'''

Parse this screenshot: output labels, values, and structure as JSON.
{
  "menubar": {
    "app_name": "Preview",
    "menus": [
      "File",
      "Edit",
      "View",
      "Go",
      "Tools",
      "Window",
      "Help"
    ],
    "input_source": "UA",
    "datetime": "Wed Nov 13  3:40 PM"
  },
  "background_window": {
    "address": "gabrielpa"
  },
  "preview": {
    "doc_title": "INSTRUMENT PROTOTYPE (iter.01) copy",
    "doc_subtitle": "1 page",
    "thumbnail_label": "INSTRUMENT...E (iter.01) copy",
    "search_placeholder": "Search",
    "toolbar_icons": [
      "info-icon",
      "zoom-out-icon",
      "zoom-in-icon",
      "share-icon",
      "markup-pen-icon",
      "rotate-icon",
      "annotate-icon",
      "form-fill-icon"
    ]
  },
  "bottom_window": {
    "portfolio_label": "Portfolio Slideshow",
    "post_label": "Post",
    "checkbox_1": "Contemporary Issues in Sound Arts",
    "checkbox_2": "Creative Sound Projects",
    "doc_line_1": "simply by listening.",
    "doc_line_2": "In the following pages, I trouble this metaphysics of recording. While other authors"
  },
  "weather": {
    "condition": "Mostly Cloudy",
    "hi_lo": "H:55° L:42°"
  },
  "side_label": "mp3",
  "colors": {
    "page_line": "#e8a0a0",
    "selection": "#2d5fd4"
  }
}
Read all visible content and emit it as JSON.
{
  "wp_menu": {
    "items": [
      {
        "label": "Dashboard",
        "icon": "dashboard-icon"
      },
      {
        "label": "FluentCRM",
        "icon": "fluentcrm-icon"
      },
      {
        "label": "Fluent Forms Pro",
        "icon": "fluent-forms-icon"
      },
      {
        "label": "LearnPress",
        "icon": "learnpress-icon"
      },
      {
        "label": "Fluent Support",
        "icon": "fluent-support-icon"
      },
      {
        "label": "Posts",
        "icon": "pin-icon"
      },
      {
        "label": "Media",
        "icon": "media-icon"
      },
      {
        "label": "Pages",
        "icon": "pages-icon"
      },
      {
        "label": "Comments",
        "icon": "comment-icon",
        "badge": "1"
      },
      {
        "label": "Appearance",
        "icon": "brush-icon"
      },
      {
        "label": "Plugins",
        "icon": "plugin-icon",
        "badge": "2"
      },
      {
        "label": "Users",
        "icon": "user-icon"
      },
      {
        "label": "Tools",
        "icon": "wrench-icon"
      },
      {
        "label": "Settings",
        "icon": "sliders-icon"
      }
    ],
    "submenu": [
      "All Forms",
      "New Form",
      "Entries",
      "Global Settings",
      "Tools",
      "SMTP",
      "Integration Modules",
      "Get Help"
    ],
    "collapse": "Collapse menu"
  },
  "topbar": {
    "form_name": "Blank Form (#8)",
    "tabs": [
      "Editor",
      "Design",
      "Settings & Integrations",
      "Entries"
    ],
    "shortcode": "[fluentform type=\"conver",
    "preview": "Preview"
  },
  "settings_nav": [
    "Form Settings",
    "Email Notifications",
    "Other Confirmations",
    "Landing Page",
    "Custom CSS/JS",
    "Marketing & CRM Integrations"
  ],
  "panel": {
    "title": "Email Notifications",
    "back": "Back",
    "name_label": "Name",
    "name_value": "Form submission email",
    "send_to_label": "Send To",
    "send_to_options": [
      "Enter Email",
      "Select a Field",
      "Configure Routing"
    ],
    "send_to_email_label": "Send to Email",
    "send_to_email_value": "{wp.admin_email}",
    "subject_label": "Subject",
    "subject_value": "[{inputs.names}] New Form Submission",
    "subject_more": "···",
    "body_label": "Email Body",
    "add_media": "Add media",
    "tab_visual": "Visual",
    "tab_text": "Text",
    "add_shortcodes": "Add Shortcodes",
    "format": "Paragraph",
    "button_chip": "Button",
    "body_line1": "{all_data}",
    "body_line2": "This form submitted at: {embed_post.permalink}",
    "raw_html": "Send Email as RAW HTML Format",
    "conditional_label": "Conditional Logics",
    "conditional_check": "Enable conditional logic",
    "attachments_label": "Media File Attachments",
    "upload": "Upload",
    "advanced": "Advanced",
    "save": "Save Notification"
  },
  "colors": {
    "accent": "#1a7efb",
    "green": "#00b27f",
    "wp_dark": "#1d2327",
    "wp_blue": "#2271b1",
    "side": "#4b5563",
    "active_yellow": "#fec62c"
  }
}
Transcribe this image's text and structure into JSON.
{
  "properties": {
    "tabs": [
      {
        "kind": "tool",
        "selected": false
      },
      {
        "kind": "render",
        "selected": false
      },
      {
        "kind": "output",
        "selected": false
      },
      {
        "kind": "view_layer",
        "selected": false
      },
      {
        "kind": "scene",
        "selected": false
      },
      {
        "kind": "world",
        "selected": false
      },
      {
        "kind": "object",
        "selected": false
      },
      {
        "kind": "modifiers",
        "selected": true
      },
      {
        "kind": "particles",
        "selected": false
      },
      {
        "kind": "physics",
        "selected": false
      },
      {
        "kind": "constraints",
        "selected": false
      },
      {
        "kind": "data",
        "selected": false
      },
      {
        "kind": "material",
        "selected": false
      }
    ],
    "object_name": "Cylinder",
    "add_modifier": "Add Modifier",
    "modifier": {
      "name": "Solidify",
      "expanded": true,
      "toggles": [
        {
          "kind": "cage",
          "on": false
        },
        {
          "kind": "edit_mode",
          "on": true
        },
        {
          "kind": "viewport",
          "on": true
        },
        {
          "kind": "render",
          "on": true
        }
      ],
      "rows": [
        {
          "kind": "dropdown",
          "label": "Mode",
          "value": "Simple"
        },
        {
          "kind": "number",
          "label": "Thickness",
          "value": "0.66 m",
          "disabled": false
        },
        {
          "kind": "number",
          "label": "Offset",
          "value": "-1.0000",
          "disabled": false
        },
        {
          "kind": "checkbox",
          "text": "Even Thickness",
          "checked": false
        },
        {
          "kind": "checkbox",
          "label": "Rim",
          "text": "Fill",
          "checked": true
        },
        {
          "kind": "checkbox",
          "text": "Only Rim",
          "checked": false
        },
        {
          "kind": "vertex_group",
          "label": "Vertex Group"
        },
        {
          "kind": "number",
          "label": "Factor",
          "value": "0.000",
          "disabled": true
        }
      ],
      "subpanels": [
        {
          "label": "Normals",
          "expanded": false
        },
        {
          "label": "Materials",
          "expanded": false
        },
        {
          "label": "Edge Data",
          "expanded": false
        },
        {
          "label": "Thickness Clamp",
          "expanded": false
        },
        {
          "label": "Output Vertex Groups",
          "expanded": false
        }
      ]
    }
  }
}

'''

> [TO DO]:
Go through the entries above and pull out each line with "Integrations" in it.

> [RESULT]:
      "Settings & Integrations",
    "Marketing & CRM Integrations"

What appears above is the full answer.